Aim of the task ::
Lift out all lines below that contain "have".

[Opening Recorded information section]

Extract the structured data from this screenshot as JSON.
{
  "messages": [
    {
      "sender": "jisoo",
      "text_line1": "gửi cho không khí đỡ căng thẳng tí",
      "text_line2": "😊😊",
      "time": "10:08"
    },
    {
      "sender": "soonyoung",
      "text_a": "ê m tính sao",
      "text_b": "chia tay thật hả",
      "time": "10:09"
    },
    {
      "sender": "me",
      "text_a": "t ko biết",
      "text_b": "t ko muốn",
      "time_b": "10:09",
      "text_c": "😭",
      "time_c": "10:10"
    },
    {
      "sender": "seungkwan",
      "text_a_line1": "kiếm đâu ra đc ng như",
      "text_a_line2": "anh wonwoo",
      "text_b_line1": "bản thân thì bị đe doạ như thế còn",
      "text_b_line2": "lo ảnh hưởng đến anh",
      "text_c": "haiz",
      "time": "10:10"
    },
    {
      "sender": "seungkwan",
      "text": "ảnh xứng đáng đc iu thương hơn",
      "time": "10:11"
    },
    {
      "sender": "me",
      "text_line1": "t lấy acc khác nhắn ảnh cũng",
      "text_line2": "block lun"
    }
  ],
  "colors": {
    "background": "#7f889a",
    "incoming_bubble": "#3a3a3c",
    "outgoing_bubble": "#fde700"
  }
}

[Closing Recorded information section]
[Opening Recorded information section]

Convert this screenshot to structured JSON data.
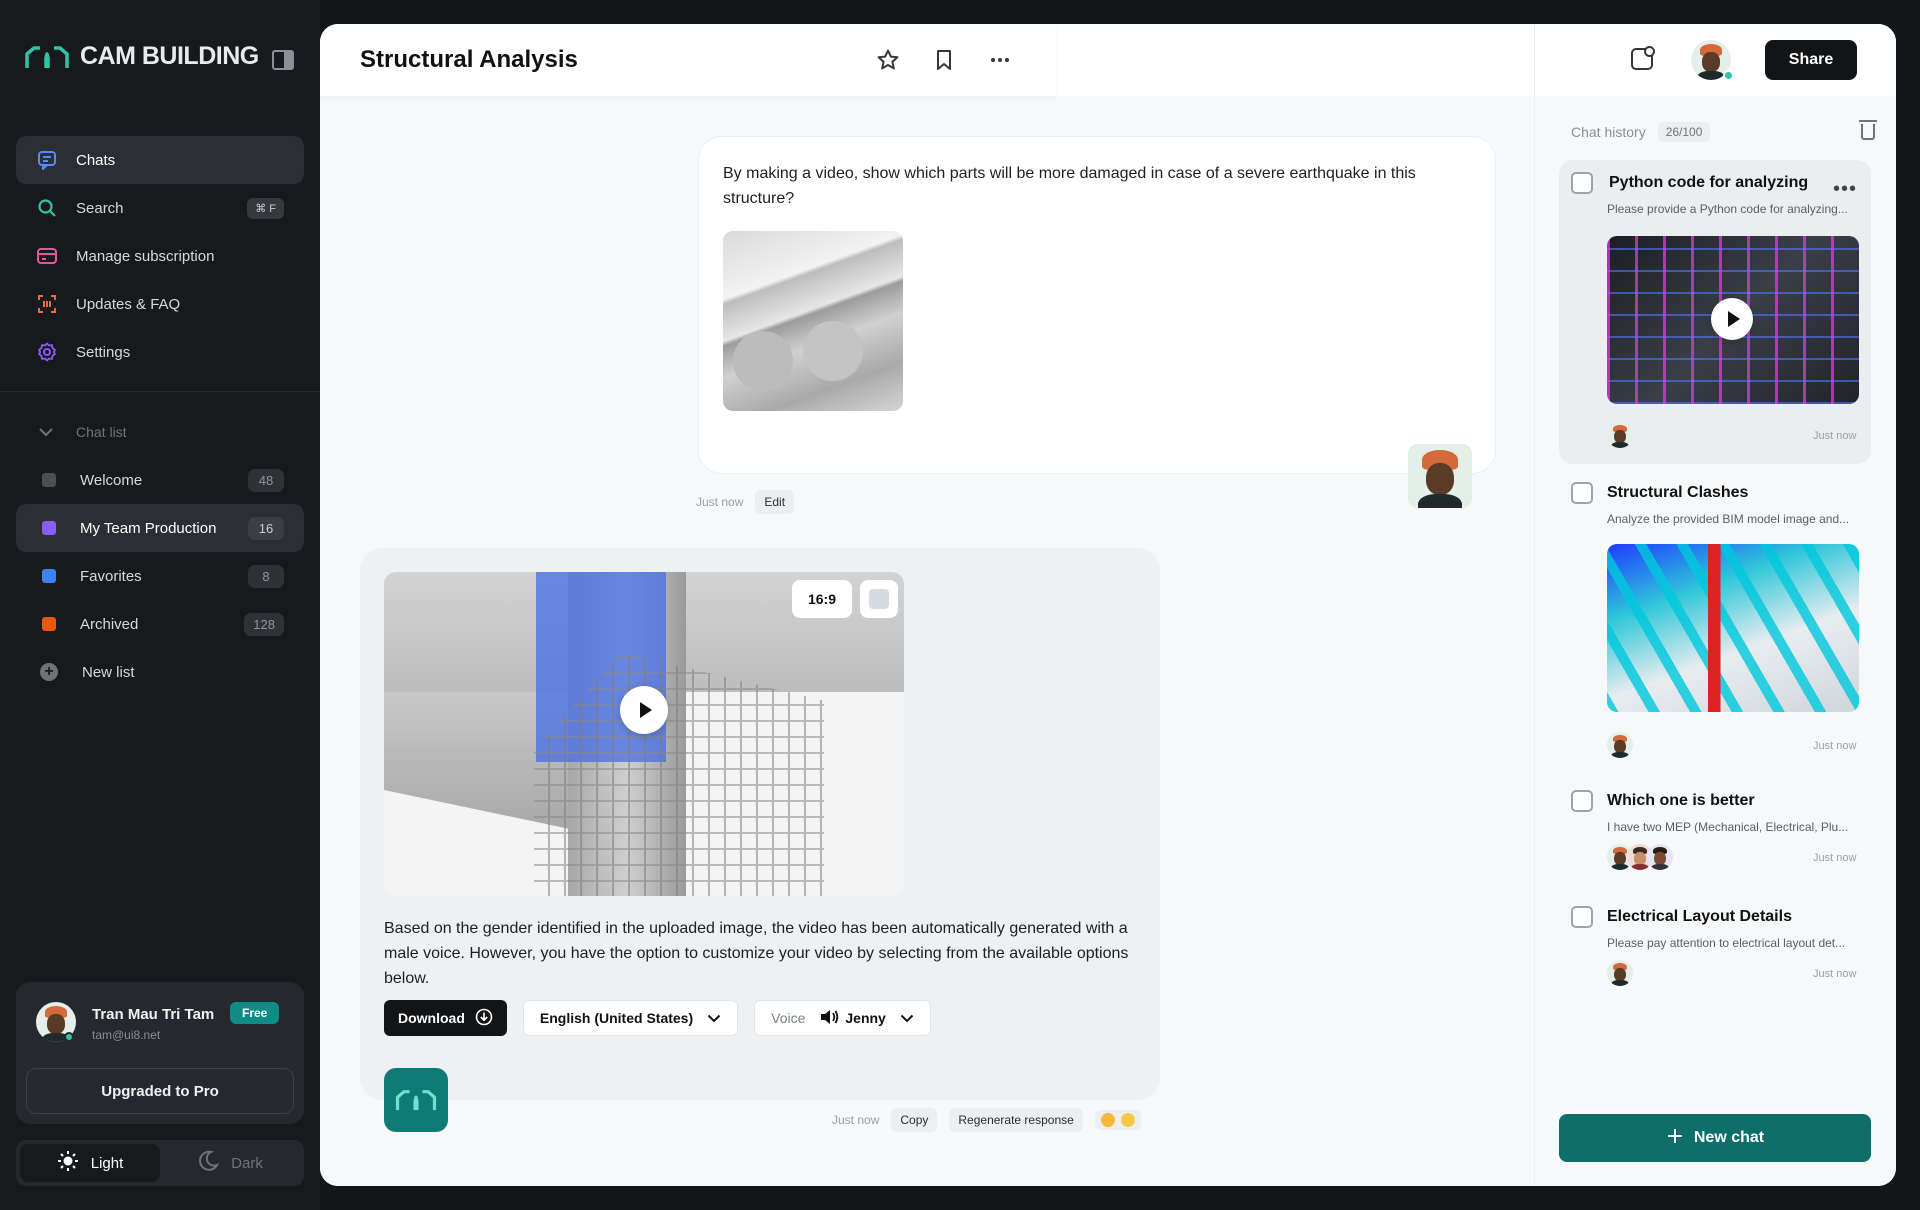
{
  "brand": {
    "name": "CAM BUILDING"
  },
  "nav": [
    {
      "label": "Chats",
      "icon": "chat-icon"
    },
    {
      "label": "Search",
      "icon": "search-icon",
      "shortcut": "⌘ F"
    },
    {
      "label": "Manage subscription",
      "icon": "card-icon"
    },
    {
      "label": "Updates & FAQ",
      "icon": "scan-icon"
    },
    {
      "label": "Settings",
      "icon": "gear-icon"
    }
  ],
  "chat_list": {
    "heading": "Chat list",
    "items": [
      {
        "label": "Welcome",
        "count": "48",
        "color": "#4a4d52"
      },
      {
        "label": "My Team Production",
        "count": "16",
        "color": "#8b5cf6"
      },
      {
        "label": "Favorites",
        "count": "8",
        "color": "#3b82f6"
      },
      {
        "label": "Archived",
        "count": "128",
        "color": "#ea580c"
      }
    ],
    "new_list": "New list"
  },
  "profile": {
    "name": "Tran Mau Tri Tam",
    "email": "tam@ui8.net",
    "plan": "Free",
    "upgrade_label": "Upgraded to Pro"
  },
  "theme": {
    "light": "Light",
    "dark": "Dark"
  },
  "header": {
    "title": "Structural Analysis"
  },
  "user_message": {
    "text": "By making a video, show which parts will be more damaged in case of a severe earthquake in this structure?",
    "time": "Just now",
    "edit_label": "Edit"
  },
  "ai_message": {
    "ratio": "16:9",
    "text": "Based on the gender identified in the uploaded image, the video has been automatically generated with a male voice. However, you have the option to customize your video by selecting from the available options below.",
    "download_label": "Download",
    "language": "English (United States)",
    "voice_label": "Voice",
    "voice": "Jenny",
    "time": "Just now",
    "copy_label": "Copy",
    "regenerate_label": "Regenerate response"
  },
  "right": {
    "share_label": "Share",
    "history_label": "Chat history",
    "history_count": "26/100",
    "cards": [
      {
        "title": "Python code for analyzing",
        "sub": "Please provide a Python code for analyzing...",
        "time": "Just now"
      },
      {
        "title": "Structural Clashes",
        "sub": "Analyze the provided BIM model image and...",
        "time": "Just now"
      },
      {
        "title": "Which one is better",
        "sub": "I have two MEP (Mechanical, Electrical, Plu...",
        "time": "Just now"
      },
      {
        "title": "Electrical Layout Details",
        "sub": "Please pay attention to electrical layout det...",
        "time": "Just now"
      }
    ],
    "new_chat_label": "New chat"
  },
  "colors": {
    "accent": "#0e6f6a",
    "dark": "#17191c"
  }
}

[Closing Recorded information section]
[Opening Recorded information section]

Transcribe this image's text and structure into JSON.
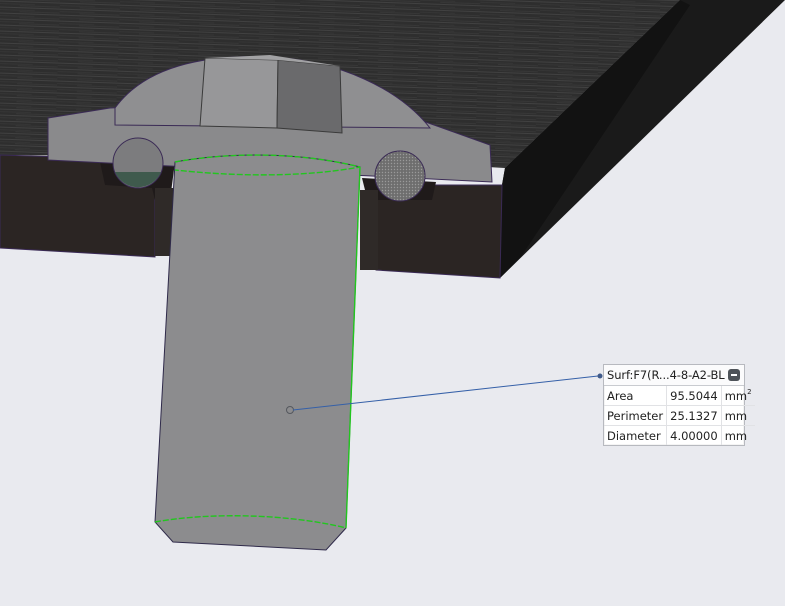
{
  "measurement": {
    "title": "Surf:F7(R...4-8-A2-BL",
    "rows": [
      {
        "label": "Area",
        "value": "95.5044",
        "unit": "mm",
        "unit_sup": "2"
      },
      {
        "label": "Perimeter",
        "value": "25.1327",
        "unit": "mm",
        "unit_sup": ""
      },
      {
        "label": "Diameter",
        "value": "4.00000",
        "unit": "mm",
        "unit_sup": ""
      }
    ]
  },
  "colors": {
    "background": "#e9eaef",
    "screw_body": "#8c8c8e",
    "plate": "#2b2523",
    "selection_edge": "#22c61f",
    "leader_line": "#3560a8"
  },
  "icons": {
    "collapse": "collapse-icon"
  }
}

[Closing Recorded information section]

Problem solution ::
    "text": "Based on the gender identified in the uploaded image, the video has been automatically generated with a male voice. However, you have the option to customize your video by selecting from the available options below.",
        "sub": "I have two MEP (Mechanical, Electrical, Plu...",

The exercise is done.